Content is a great way to engage with site visitors, and SEO heavily relies on content copy to boost the website’s search engine rankings organically. As an SEO exec, you need to be well versed in both content creation and distribution so you can support the ideas of your content writers and add value for search engines and users.
Skills like keyword research and being able to identify content gaps are places where these marketing teams overlap. You can provide keyword guidance to your content team and help optimize their content for featured snippets by providing questions that your audience is asking that can be answered in the content.

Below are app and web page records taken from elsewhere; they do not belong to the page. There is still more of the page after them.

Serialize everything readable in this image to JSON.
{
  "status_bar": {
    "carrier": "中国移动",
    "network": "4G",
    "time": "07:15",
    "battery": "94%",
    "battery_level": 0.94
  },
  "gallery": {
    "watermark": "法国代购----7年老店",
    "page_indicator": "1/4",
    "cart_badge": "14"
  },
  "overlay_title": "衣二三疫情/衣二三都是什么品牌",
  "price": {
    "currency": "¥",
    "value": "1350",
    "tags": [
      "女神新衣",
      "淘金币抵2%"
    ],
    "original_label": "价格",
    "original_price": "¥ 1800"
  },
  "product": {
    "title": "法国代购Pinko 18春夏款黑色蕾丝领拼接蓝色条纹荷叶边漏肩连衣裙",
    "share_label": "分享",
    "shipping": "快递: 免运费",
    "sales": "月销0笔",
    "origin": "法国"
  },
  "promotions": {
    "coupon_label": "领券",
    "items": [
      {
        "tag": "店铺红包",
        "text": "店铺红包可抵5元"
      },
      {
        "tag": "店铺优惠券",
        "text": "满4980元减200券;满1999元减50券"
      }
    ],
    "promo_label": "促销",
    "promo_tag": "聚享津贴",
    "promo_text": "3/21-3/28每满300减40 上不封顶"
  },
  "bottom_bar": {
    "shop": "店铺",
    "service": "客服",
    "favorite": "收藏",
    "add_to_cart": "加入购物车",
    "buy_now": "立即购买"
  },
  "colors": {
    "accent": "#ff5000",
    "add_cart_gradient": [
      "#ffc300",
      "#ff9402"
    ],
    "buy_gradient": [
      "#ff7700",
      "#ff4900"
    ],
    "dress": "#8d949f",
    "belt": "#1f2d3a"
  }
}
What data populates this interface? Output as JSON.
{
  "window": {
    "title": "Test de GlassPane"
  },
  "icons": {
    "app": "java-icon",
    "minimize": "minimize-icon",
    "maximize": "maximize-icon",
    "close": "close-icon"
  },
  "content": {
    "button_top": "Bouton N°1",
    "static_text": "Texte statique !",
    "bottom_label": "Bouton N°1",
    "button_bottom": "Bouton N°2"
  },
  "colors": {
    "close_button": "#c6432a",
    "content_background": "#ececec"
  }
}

SEO focuses its efforts on search engines, whereas UX designers deal with user needs, but these two share the common goal of wanting to provide users with the very best experience online. Search engines consider UX as a factor for page rankings, and SEO strategies need to consider how the site experience is a positive one for its generated traffic. From the site navigation to the quality of the content, everything related to UX can impact your SEO strategy.
The use of headings on a webpage helps users and search engines identify the logical hierarchy of content and interpret the page’s primary focus. A site’s architecture is also important for search engines, as clean, straightforward site navigation can lead to site links appearing in search results. This goes double for mobile experiences, with every element of your mobile website impacting both user experience and SEO.
Paid media targets users searching for keywords related to your company, and pairing this with your SEO can provide a cohesive strategy. Both rely on keywords, but switching up your SEO keywords by testing new ones can take time to yield results, so PPC ads can test them more quickly and easily, and you can then incorporate the successful ones into your SEO campaigns.
Paid media is also a quicker way of testing how different messaging connects with different keyword intents, as you can split test ad copy easily to see which resonates better with your audience.
Video can be a powerful tool for SEO, as Google has been rumored to prioritize search results with video over those without. Another consideration is that a crucial metric for SEO is the amount of time users spend on a page or site and the backlinks referring back to your domain, and video can both boost the amount of time people spend on a webpage and improve the quality of your content, potentially improving the potential to earn backlinks.
When you develop your marketing skills, you not only facilitate more successful SEO campaigns, but by utilizing your skills within other marketing departments, you can provide valuable knowledge and insights from your unique perspective as an SEO exec.
Want to learn more about becoming a t-shaped marketer? Or honing your SEO skills? Join the Revenue Marketing Alliance Community!